“Shimon and Lindemann’s portraits belie the careful preparation and extended duration of their portrait sessions, during which their subjects seem to grow into the contours of their chosen pose before our eyes. In contemplating their work, we recognize the unconscious yet deliberate way in which the subjects present themselves to the camera as they strive to create a persona worthy of indelible inscription onto a photographic plate. We are all familiar with this behavior, having been born into today’s image-obsessed culture,” notes Associate Curator of Photographs Lisa Hostetler.
Several Wisconsin artists that have directly inspired the work of these Manitowoc-based photographers are represented in the show, such as Walter Sheffer, Eugene von Bruenchenhein, and Francis Ford. They are joined by twenty-six other photographers known for their portraiture, including Alfred Stieglitz, Diane Arbus, Larry Clark, Lewis Hine, Walker Evans, Nan Goldin, James Van Der Zee, and Sally Mann. Twenty-one antique daguerreotypes, ambrotypes, and tintypes from the Museum’s Collection complete the presentation. Portraits of anonymous people by unknown photographers, these nineteenth-century cased photographs provide a point of departure for considering issues of identity, place, authorship, and artistic practice.

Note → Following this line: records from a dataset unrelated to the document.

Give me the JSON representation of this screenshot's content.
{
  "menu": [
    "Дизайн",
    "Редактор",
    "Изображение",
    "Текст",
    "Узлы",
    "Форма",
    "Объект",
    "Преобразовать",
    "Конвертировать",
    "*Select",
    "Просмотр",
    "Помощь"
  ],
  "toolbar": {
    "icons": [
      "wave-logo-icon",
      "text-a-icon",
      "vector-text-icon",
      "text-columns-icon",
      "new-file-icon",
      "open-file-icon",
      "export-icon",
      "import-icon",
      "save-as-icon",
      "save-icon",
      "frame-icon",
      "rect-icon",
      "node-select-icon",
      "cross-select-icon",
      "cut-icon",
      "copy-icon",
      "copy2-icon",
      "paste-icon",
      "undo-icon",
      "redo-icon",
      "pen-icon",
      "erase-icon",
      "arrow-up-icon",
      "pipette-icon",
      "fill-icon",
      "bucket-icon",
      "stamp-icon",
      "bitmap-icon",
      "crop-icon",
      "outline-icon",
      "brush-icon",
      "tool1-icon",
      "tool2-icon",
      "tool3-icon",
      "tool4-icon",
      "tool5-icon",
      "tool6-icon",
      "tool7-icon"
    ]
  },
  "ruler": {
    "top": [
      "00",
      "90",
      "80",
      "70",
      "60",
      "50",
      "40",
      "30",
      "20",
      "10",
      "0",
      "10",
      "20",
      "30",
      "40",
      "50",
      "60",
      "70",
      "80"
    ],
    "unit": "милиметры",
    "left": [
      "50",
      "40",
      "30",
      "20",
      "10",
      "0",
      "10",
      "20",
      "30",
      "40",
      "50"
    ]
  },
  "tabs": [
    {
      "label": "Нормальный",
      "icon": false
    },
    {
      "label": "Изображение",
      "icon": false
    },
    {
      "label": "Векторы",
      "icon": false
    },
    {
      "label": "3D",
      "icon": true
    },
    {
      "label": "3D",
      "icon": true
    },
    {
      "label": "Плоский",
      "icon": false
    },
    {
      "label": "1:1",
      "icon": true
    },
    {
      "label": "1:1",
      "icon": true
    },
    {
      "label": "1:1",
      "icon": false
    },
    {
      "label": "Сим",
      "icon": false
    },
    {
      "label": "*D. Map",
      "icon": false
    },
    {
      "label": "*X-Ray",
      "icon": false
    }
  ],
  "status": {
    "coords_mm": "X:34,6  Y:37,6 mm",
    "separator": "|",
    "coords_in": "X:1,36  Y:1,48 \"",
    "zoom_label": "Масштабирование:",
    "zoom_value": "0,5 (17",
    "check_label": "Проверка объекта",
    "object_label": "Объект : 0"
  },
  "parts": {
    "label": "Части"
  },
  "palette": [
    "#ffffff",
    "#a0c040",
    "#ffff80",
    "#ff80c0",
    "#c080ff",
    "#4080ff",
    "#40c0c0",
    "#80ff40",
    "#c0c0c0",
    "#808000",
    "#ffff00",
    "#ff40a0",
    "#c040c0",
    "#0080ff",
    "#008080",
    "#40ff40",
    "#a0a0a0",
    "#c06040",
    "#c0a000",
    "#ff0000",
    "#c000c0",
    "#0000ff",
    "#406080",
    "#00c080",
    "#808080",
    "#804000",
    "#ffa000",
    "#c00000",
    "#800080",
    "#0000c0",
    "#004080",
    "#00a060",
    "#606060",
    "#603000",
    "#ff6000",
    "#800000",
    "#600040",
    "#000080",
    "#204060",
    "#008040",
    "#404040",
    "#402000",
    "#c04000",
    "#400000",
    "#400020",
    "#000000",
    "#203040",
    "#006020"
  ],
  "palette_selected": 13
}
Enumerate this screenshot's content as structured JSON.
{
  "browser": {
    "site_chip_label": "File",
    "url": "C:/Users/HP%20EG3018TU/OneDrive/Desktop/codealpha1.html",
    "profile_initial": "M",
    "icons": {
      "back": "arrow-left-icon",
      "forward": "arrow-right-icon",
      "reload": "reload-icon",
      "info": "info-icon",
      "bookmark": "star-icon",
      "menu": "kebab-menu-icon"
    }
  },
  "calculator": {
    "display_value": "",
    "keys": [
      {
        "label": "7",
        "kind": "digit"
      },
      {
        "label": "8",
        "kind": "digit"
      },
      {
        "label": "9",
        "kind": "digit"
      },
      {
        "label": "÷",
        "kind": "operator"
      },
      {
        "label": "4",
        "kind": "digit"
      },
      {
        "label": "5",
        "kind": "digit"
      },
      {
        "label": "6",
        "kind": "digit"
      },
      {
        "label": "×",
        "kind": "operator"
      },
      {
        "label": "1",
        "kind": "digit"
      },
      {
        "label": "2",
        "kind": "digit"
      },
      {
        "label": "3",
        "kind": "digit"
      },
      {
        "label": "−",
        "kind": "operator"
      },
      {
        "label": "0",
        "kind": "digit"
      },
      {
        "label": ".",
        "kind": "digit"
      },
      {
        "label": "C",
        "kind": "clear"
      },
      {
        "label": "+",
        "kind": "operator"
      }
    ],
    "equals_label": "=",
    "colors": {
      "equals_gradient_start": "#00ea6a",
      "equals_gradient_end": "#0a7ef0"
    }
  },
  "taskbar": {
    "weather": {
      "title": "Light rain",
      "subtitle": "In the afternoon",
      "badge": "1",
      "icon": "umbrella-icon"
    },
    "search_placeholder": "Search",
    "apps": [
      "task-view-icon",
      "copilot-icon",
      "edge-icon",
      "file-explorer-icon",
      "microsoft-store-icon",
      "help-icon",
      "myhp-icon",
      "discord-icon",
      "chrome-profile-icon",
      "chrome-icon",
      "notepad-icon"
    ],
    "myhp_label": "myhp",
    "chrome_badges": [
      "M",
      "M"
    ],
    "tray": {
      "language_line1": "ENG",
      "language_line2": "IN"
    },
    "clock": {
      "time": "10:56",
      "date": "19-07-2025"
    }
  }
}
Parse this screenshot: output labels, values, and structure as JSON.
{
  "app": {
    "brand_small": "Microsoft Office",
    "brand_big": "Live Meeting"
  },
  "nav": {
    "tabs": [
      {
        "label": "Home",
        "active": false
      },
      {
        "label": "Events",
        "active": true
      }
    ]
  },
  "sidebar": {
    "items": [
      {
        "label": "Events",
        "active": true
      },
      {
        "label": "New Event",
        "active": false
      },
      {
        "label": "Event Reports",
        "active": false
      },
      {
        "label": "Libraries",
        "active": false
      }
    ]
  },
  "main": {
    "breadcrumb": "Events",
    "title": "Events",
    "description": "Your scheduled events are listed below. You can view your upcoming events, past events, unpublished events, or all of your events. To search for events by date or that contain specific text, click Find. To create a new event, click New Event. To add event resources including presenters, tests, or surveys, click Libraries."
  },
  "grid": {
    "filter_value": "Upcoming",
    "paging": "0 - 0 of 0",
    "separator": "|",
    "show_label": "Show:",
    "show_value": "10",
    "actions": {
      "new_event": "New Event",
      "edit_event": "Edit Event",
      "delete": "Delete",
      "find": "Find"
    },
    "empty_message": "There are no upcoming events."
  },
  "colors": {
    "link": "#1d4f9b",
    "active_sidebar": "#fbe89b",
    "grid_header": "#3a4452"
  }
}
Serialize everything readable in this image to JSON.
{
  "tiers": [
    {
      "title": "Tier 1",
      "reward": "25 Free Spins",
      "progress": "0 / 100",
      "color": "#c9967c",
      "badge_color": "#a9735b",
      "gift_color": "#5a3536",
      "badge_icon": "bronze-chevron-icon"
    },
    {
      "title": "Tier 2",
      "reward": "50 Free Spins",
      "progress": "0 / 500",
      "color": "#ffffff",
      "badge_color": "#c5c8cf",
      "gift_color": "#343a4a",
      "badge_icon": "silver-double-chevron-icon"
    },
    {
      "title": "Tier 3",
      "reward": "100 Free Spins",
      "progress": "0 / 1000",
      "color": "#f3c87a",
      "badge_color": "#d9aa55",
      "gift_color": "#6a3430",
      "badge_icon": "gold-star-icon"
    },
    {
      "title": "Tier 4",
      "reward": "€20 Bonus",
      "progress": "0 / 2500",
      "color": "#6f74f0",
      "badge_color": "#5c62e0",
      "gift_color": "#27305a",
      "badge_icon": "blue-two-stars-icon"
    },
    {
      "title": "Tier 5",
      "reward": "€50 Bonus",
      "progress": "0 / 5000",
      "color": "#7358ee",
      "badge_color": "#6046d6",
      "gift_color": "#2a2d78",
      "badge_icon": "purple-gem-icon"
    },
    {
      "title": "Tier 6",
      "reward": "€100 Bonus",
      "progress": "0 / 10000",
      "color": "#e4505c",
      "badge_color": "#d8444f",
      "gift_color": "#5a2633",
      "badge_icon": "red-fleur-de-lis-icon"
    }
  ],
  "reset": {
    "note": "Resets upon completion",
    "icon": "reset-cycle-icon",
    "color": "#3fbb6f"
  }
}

Unmasked & Anonymous: Shimon and Lindemann Consider Portraiture is sponsored by the West Foundation, with additional support provided by the Richard and Ethel Herzfeld Foundation.
Opening Reception with Book Signing
Thursday, August 14
Gallery Talk: 6:00 p.m.
Reception with Book Signing: 6:30-8:00 p.m.
Walk through the exhibition with artists John Shimon and Julie Lindemann and curator Lisa Hostetler on its opening night. Then join them in the Baumgartner Galleria for a reception with a book signing, hors d’oeuvres, and cash bar. Free with general admission. Sponsored by the Photography Council.
Tuesday, September 9, 1:30 p.m.
Tuesday, October 21, 1:30 p.m.
Tuesday, November 18, 1:30 p.m.
Join Lisa Hostetler, associate curator of photographs and Unmasked & Anonymous curator, for an in-depth, 40-minute tour of the exhibition followed by Q&A and discussion.
Thursday, October 30
Free with general admission
Join photographer Jen Davis, featured in Unmasked & Anonymous, as she delivers a talk in Lubar Auditorium on her photography. Followed by a reception from 7-8 p.m. in the Baumgartner Galleria. Sponsored by the Milwaukee Art Museum’s Photography Council and the Coalition for Photographic Arts.
Thursday, November 6
Free with general admissionVisit the Museum on November 6 and see Cathy Cook’s “Immortal Cupboard: In Search of Lorine Niedecker,” introduced by the filmmaker. An experimental documentary about a Wisconsin poet, Julie Lindemann play’s the poet’s hands and feet.
The exhibition catalogue, Unmasked & Anonymous: Shimon and Lindemann Consider Portraiture, with essays by Lisa Hostetler and John Shimon and Julie Lindemann, is published by the Milwaukee Art Museum and includes over 50 full-color and black-and-white illustrations of photographs by Shimon and Lindemann and featured artists in Unmasked & Anonymous. The 68-page publication ($18, softcover) is available for purchase from the Milwaukee Art Museum Store and online at www.mam.org/store.
About the Milwaukee Art Museum
The Milwaukee Art Museum’s far-reaching holdings include more than 20,000 works spanning antiquity to the present day. With a history dating back to 1888, the Museum houses a Collection with strengths in 19th- and 20th-century American and European art, contemporary art, American decorative arts, and folk and self-taught art. The Museum includes the Santiago Calatrava-designed Quadracci Pavilion, named by Time magazine “Best Design of 2001.”
Digital images available upon request